(Element data from apps and pages)

━━━━━━━━━━

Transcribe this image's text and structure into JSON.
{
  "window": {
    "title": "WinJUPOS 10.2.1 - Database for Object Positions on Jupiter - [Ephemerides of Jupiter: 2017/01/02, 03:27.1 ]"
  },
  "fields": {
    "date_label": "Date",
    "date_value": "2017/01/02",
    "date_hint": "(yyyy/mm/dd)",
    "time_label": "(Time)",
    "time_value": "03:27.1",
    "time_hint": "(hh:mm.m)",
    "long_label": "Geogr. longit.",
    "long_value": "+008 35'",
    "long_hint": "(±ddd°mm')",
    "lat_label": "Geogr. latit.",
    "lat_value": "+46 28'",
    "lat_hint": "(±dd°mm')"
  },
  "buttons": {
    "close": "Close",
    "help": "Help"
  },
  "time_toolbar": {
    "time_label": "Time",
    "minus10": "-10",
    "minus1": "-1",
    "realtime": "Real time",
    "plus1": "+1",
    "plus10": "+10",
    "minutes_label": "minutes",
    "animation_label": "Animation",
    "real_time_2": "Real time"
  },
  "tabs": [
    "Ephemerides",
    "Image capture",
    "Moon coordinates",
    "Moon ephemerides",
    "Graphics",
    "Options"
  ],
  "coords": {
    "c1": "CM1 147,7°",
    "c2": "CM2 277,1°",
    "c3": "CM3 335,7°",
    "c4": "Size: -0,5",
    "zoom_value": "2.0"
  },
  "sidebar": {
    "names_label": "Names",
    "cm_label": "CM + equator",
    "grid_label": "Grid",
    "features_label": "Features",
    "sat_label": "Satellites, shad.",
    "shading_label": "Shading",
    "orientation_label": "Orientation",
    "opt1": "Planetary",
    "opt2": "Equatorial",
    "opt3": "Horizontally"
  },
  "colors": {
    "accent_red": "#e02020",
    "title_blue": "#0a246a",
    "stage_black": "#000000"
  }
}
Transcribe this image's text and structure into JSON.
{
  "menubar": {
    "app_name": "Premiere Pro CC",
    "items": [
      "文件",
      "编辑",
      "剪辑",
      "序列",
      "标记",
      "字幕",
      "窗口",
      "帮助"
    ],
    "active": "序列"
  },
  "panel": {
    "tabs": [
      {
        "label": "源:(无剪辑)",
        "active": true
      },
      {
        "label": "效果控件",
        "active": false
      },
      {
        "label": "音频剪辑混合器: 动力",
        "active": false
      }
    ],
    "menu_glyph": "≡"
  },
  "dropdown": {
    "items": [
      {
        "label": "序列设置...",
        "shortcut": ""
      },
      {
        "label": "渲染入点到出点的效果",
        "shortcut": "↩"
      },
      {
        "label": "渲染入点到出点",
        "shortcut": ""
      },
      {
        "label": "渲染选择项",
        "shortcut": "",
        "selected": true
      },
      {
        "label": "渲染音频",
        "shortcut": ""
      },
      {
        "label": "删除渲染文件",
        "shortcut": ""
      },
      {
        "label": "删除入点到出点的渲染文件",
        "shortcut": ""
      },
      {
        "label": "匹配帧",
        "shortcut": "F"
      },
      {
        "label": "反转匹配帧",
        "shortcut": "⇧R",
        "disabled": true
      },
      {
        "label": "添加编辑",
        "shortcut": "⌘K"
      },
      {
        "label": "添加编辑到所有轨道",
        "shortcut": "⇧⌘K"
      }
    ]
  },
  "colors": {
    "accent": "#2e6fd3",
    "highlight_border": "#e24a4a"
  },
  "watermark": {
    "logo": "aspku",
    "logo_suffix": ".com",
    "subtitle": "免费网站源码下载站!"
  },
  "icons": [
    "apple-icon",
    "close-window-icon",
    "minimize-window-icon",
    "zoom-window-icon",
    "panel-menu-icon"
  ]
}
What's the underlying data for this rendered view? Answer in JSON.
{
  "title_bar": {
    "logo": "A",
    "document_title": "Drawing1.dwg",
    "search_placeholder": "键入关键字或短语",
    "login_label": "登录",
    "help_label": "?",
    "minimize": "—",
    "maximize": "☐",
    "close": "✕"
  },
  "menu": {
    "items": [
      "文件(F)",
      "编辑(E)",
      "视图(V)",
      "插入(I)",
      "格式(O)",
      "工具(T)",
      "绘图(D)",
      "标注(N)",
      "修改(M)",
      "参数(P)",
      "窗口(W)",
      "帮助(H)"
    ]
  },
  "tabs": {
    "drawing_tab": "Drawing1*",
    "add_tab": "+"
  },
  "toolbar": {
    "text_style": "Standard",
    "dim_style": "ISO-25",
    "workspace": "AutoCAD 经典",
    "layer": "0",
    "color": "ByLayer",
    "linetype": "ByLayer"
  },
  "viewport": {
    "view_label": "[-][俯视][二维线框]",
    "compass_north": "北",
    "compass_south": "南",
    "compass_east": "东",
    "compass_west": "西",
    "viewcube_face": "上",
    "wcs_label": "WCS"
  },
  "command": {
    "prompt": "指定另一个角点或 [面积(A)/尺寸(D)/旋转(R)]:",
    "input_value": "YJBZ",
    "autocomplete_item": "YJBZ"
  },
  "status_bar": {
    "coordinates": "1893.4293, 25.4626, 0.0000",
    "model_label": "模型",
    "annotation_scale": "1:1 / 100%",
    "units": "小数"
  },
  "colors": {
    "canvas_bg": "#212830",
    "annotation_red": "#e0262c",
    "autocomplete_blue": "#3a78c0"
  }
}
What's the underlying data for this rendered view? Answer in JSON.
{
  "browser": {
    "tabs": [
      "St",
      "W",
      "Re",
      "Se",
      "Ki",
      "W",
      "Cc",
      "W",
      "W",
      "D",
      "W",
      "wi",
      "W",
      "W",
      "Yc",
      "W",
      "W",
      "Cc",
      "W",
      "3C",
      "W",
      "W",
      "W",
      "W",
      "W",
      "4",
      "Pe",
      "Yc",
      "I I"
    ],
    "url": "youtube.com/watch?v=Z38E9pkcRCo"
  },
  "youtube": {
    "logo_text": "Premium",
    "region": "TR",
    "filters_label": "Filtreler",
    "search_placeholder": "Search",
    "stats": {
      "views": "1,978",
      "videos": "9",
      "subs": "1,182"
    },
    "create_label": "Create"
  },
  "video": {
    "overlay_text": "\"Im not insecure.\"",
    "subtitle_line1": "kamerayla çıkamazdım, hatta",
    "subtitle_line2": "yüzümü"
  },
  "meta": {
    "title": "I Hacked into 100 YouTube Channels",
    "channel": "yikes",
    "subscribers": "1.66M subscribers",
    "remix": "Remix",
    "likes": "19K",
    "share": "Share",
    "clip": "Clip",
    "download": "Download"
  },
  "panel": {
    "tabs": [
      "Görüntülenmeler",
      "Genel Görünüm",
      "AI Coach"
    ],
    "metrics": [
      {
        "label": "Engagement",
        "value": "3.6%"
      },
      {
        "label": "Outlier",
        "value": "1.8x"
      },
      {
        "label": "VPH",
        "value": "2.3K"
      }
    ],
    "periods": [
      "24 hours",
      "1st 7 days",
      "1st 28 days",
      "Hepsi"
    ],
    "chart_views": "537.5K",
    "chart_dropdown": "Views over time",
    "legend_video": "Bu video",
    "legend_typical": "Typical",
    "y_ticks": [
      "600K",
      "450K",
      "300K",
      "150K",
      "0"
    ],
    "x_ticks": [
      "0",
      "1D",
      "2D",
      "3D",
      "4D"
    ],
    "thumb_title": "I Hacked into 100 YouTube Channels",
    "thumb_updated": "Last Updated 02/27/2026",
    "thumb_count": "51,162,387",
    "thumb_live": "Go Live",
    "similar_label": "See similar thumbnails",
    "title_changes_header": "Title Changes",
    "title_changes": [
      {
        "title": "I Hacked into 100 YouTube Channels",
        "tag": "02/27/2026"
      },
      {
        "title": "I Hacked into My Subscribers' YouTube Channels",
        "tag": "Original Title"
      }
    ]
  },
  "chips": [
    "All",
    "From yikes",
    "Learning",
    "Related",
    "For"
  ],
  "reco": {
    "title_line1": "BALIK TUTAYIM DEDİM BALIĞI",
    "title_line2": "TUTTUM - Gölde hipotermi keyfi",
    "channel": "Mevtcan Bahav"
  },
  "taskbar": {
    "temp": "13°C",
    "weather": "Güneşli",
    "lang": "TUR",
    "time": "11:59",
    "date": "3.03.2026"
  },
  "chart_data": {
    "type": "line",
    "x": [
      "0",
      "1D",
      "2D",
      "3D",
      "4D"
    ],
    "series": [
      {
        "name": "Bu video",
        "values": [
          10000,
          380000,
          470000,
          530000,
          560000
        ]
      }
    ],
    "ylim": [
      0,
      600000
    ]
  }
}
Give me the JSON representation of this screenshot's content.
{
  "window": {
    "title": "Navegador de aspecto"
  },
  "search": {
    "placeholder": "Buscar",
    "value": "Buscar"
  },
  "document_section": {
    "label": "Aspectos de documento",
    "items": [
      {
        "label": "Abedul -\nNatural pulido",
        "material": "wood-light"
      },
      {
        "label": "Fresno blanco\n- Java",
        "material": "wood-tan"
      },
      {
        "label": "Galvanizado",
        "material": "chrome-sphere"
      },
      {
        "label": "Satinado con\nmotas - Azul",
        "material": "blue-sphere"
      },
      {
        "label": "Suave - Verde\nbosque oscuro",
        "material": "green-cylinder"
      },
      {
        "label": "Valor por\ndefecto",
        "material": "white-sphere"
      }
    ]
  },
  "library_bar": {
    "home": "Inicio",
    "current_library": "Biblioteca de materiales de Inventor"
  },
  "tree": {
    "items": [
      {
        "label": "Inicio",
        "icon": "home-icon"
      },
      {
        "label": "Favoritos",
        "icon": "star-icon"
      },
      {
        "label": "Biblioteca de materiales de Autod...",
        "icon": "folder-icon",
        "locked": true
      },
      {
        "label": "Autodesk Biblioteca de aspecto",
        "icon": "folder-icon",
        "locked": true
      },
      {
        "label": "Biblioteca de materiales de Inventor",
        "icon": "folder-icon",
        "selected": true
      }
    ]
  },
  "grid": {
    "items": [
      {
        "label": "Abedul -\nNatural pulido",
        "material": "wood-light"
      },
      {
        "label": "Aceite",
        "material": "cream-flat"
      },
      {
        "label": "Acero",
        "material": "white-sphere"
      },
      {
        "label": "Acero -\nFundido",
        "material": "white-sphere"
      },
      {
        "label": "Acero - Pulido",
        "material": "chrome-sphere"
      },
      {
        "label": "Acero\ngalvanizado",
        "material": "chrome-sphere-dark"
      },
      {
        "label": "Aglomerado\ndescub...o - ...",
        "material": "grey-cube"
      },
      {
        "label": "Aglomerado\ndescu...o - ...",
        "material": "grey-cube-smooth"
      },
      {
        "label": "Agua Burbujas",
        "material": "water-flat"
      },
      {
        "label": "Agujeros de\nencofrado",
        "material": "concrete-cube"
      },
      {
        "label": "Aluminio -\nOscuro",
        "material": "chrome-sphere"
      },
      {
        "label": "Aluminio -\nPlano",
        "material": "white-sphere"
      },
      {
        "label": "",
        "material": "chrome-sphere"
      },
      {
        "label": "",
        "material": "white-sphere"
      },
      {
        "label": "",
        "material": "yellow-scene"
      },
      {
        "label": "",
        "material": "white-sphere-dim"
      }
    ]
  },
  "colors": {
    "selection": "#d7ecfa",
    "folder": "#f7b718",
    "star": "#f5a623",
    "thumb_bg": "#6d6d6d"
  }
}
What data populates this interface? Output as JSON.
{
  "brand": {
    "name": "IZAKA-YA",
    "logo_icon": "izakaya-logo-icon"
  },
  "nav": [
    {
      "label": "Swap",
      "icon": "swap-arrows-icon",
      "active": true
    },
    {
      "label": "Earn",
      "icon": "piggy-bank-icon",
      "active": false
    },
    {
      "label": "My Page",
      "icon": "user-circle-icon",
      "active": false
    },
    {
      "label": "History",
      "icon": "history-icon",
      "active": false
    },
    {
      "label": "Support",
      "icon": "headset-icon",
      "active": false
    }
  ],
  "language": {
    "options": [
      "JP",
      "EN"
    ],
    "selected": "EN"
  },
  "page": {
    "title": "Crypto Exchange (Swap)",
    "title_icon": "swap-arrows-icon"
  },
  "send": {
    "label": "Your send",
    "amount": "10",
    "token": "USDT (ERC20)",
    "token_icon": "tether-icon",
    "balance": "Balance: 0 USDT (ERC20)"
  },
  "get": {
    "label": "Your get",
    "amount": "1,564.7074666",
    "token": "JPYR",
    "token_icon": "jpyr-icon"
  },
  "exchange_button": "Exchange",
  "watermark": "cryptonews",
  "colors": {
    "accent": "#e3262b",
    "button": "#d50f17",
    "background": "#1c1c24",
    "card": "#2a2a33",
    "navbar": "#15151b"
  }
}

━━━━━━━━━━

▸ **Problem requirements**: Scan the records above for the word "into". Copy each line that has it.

▸ **Completed exercise**:
Transcribe this image's text and structure into JSON.
Transcribe this image's text and structure into JSON.
    "title": "I Hacked into 100 YouTube Channels",
    "thumb_title": "I Hacked into 100 YouTube Channels",
        "title": "I Hacked into 100 YouTube Channels",
        "title": "I Hacked into My Subscribers' YouTube Channels",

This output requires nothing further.